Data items
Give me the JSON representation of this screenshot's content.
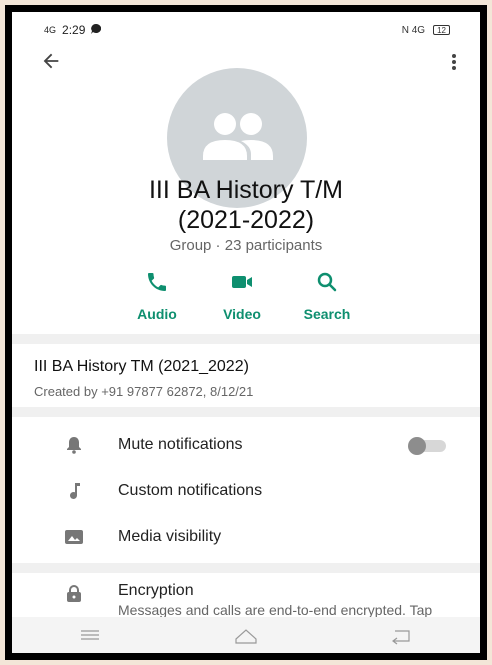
{
  "status_bar": {
    "network": "4G",
    "time": "2:29",
    "right_indicators": "N  4G",
    "battery": "12"
  },
  "group": {
    "title_line1": "III BA History T/M",
    "title_line2": "(2021-2022)",
    "subtitle": "Group · 23 participants"
  },
  "actions": [
    {
      "label": "Audio",
      "icon": "phone-icon"
    },
    {
      "label": "Video",
      "icon": "video-camera-icon"
    },
    {
      "label": "Search",
      "icon": "search-icon"
    }
  ],
  "description": {
    "title": "III BA History TM (2021_2022)",
    "created": "Created by +91 97877 62872, 8/12/21"
  },
  "settings": {
    "mute": "Mute notifications",
    "mute_enabled": false,
    "custom": "Custom notifications",
    "media": "Media visibility"
  },
  "encryption": {
    "label": "Encryption",
    "desc": "Messages and calls are end-to-end encrypted. Tap to learn more."
  },
  "colors": {
    "accent": "#0e8f6f",
    "avatar_bg": "#d0d5d8"
  }
}
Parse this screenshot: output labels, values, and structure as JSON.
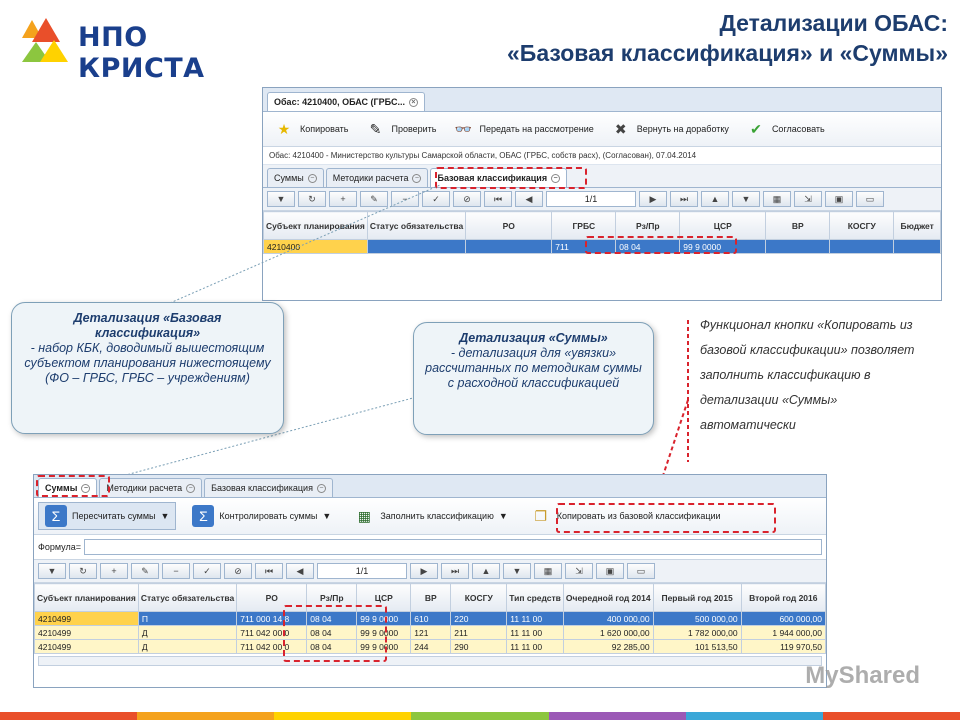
{
  "logo": {
    "text": "НПО КРИСТА"
  },
  "title": {
    "line1": "Детализации ОБАС:",
    "line2": "«Базовая классификация» и «Суммы»"
  },
  "top_window": {
    "tab_title": "Обас: 4210400, ОБАС (ГРБС...",
    "toolbar": [
      "Копировать",
      "Проверить",
      "Передать на рассмотрение",
      "Вернуть на доработку",
      "Согласовать"
    ],
    "info": "Обас: 4210400 - Министерство культуры Самарской области, ОБАС (ГРБС, собств расх), (Согласован), 07.04.2014",
    "subtabs": [
      "Суммы",
      "Методики расчета",
      "Базовая классификация"
    ],
    "page": "1/1",
    "columns": [
      "Субъект планирования",
      "Статус обязательства",
      "РО",
      "ГРБС",
      "Рз/Пр",
      "ЦСР",
      "ВР",
      "КОСГУ",
      "Бюджет"
    ],
    "row": [
      "4210400",
      "",
      "",
      "711",
      "08 04",
      "99 9 0000",
      "",
      "",
      ""
    ]
  },
  "bubble_left": {
    "title": "Детализация «Базовая классификация»",
    "body": "- набор КБК, доводимый вышестоящим субъектом планирования нижестоящему (ФО – ГРБС, ГРБС – учреждениям)"
  },
  "bubble_mid": {
    "title": "Детализация «Суммы»",
    "body": "- детализация для «увязки» рассчитанных по методикам суммы с расходной классификацией"
  },
  "note": "Функционал кнопки «Копировать из базовой классификации» позволяет заполнить классификацию в детализации «Суммы» автоматически",
  "bottom_window": {
    "tabs": [
      "Суммы",
      "Методики расчета",
      "Базовая классификация"
    ],
    "toolbar": [
      "Пересчитать суммы",
      "Контролировать суммы",
      "Заполнить классификацию",
      "Копировать из базовой классификации"
    ],
    "formula_label": "Формула=",
    "page": "1/1",
    "columns": [
      "Субъект планирования",
      "Статус обязательства",
      "РО",
      "Рз/Пр",
      "ЦСР",
      "ВР",
      "КОСГУ",
      "Тип средств",
      "Очередной год 2014",
      "Первый год 2015",
      "Второй год 2016"
    ],
    "rows": [
      [
        "4210499",
        "П",
        "711 000 14 8",
        "08 04",
        "99 9 0000",
        "610",
        "220",
        "11 11 00",
        "400 000,00",
        "500 000,00",
        "600 000,00"
      ],
      [
        "4210499",
        "Д",
        "711 042 00 0",
        "08 04",
        "99 9 0000",
        "121",
        "211",
        "11 11 00",
        "1 620 000,00",
        "1 782 000,00",
        "1 944 000,00"
      ],
      [
        "4210499",
        "Д",
        "711 042 00 0",
        "08 04",
        "99 9 0000",
        "244",
        "290",
        "11 11 00",
        "92 285,00",
        "101 513,50",
        "119 970,50"
      ]
    ]
  },
  "watermark": "MyShared"
}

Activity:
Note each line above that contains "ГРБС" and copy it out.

Task answer:
    "tab_title": "Обас: 4210400, ОБАС (ГРБС...",
    "info": "Обас: 4210400 - Министерство культуры Самарской области, ОБАС (ГРБС, собств расх), (Согласован), 07.04.2014",
      "ГРБС",
    "body": "- набор КБК, доводимый вышестоящим субъектом планирования нижестоящему (ФО – ГРБС, ГРБС – учреждениям)"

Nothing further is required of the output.